“The server at http://www.foo.com will have the following public key” is not, seemingly, a particularly complicated message to express.
It can become one, though. Should the public key be encapsulated by an X.509 certificate? Or should it be expressed directly? Perhaps we should instead insert a hash, to save space (a principle we’ve reluctantly abandoned with DNSSEC, but bear with me). Do we hash the key or the cert? Which algorithms do we support?
And that’s just semantics. What of syntax? Do we encode our desires with strings? Or magic numbers?
And just how do we manage upgrades over time?
So there are engineering challenges. And, as it turns out, when I say there are no right answers, that means there are no right answers. There are only “ways we did things in the 90’s”, or “ways we did things in the 00’s”, and a battle over which disasters we’d prefer not to repeat.
Finally, as if this discussion wasn’t meta enough — the lack of dead bodies in computer “engineering” is the thing that puts quotes around computer “engineering”. The pain of failed IT projects, even to the tune of billions of dollars, strangely drives far less change than the dead bodies, past and future, that haunt all other engineers. (Did you know you can’t even call yourself an engineer in Canada without a license? There, you’re an Engineer. Because you might kill people.)
So, how do we go about building things correctly? There are some things we know. We know that there is a fundamental tension between feature count and complexity. The more features a system has, the more uses (and users) it can support. But as features pile on, complexity — at its core, a measure of how many things an implementor must get right, in order for the system to run correctly — increases, with subtle but terrifying side effects.
Past a certain level of complexity, a system cannot be secured, because no individual person can wrap their head around the full set of possibilities for the entire system.
There is another tension: Getting things right the first time, versus adapting a protocol in response to user experience. Put simply, we know we won’t get things right the first time. As the quote goes, “plan to write it twice. You will, anyway.” But we also know, in adapting implementations to discoveries from the field, that we experience enormous complexity penalties from migration costs — penalties that, at the extreme, are high enough that we can’t actually use the new features we so expensively designed.
X.509v3 has some important new stuff — Name Constraints, for example. Will any CA sell you a certificate that allows you to use Name Constraints? No, not even one.

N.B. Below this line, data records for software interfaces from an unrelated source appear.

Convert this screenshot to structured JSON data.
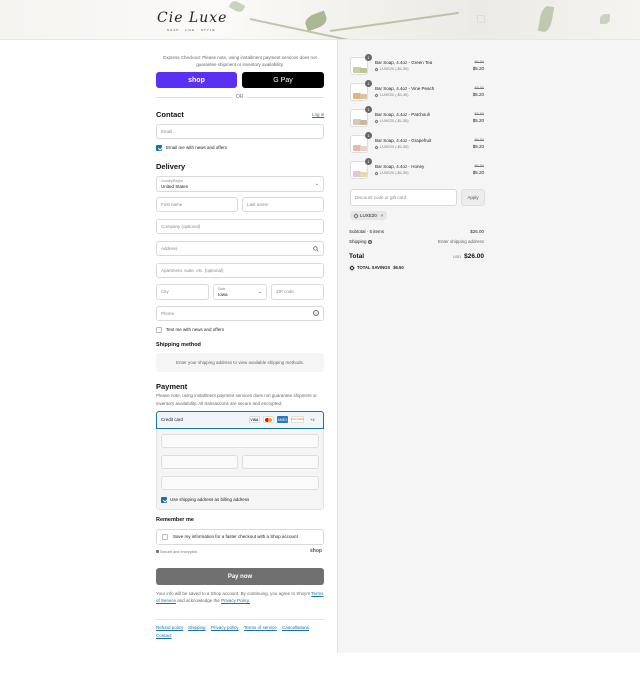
{
  "brand": {
    "logo": "Cie Luxe",
    "tagline": "SOAP · LIFE · STYLE"
  },
  "express": {
    "note": "Express Checkout: Please note, using installment payment services does not guarantee shipment or inventory availability.",
    "shop_label": "shop",
    "gpay_label": "G Pay",
    "or_label": "OR"
  },
  "contact": {
    "heading": "Contact",
    "login_link": "Log in",
    "email_placeholder": "Email",
    "news_label": "Email me with news and offers",
    "news_checked": true
  },
  "delivery": {
    "heading": "Delivery",
    "country_label": "Country/Region",
    "country_value": "United States",
    "first_name": "First name",
    "last_name": "Last name",
    "company": "Company (optional)",
    "address": "Address",
    "apartment": "Apartment, suite, etc. (optional)",
    "city": "City",
    "state_label": "State",
    "state_value": "Iowa",
    "zip": "ZIP code",
    "phone": "Phone",
    "text_label": "Text me with news and offers"
  },
  "shipping": {
    "heading": "Shipping method",
    "note": "Enter your shipping address to view available shipping methods."
  },
  "payment": {
    "heading": "Payment",
    "note": "Please note, using installment payment services does not guarantee shipment or inventory availability. All transactions are secure and encrypted.",
    "credit_card": "Credit card",
    "brands": [
      "VISA",
      "MC",
      "AMEX",
      "DISCOVER"
    ],
    "more": "+4",
    "billing_label": "Use shipping address as billing address",
    "billing_checked": true
  },
  "remember": {
    "heading": "Remember me",
    "save_label": "Save my information for a faster checkout with a Shop account",
    "secure": "Secure and encrypted",
    "shop_word": "shop"
  },
  "pay_now": "Pay now",
  "legal": {
    "text": "Your info will be saved to a Shop account. By continuing, you agree to Shop's",
    "terms": "Terms of Service",
    "and": "and acknowledge the",
    "privacy": "Privacy Policy."
  },
  "footer_links": [
    "Refund policy",
    "Shipping",
    "Privacy policy",
    "Terms of service",
    "Cancellations",
    "Contact"
  ],
  "cart": {
    "items": [
      {
        "qty": "1",
        "name": "Bar Soap, 4.4oz - Green Tea",
        "discount": "LUXE20 (-$1.30)",
        "old_price": "$6.50",
        "price": "$5.20",
        "colors": [
          "#c9cf9f",
          "#b8c493"
        ]
      },
      {
        "qty": "1",
        "name": "Bar Soap, 4.4oz - Vine Peach",
        "discount": "LUXE20 (-$1.30)",
        "old_price": "$6.50",
        "price": "$5.20",
        "colors": [
          "#e8b27a",
          "#d9c59c"
        ]
      },
      {
        "qty": "1",
        "name": "Bar Soap, 4.4oz - Patchouli",
        "discount": "LUXE20 (-$1.30)",
        "old_price": "$6.50",
        "price": "$5.20",
        "colors": [
          "#d8c9b4",
          "#c9b79c"
        ]
      },
      {
        "qty": "1",
        "name": "Bar Soap, 4.4oz - Grapefruit",
        "discount": "LUXE20 (-$1.30)",
        "old_price": "$6.50",
        "price": "$5.20",
        "colors": [
          "#f0b3ad",
          "#e8d3c5"
        ]
      },
      {
        "qty": "1",
        "name": "Bar Soap, 4.4oz - Honey",
        "discount": "LUXE20 (-$1.30)",
        "old_price": "$6.50",
        "price": "$5.20",
        "colors": [
          "#e0c6dc",
          "#e7d9a8"
        ]
      }
    ],
    "discount_placeholder": "Discount code or gift card",
    "apply_label": "Apply",
    "code_chip": "LUXE20",
    "subtotal_label": "Subtotal · 5 items",
    "subtotal_value": "$26.00",
    "shipping_label": "Shipping",
    "shipping_value": "Enter shipping address",
    "total_label": "Total",
    "currency": "USD",
    "total_value": "$26.00",
    "savings_label": "TOTAL SAVINGS",
    "savings_value": "$6.50"
  }
}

So, there’s a bit of a mess. We know that no security protocol, no matter how well designed, will entirely survive contact with the enemy. But we know we’re going to pay dearly for having to change our plans.
I truly suspect that security is more vulnerable to Wicked Problems than most anything else in computer engineering. Ah well. Didn’t sign up for the easy stuff.

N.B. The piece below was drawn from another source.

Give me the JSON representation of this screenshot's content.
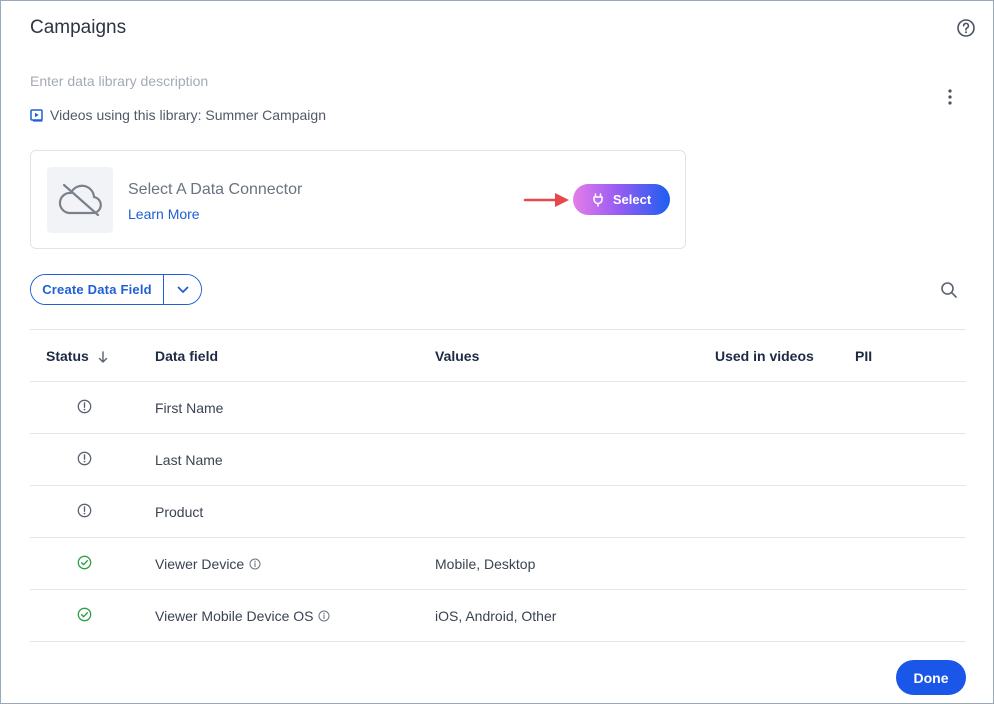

So, to try to cut this Gordian knot, I’m going to follow the classical approach: Release early, release often.
By definition, each protocol revision will be wrong. But we should get feedback, a little at a time. (One nice thing about BSD licensing, of course, is that at minimum, this code should provide a good foundation for what may end being a radically different proposal.) Over time, we’ll see what we all converge on — and hopefully standardize something like it.
This is not a strategy I’ve invented. It’s effectively where all the actually successful Internet standards have come from.
What might be a little different is that I’m effectively trying to liveblog the process. Lets see how that goes.
Next up — rubber meets the road.